## Task to complete:
In the copy, include no images, and repeat each entry precisely as written.

Data about app and page elements:
--- START ---

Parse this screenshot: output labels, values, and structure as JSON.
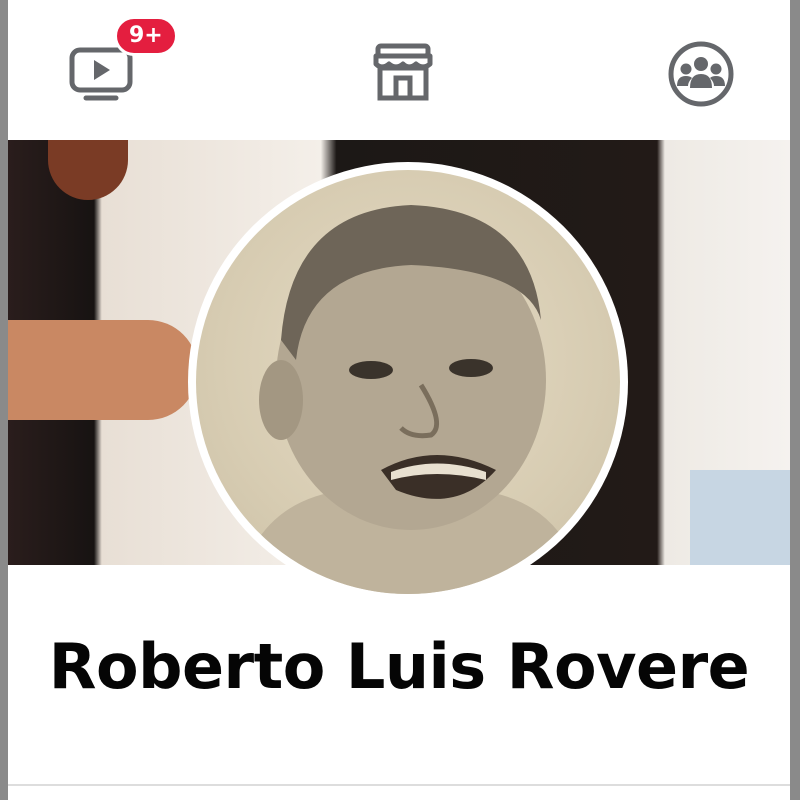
{
  "nav": {
    "items": [
      {
        "name": "watch",
        "icon": "video-play-icon"
      },
      {
        "name": "marketplace",
        "icon": "storefront-icon"
      },
      {
        "name": "groups",
        "icon": "groups-icon"
      }
    ],
    "watch_badge": "9+"
  },
  "profile": {
    "name": "Roberto Luis Rovere"
  },
  "colors": {
    "badge": "#e41e3f",
    "icon": "#65676b",
    "text": "#050505"
  }
}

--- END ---

## Written solution:
Parse this screenshot: output labels, values, and structure as JSON.
{
  "nav": {
    "items": [
      {
        "name": "watch",
        "icon": "video-play-icon"
      },
      {
        "name": "marketplace",
        "icon": "storefront-icon"
      },
      {
        "name": "groups",
        "icon": "groups-icon"
      }
    ],
    "watch_badge": "9+"
  },
  "profile": {
    "name": "Roberto Luis Rovere"
  },
  "colors": {
    "badge": "#e41e3f",
    "icon": "#65676b",
    "text": "#050505"
  }
}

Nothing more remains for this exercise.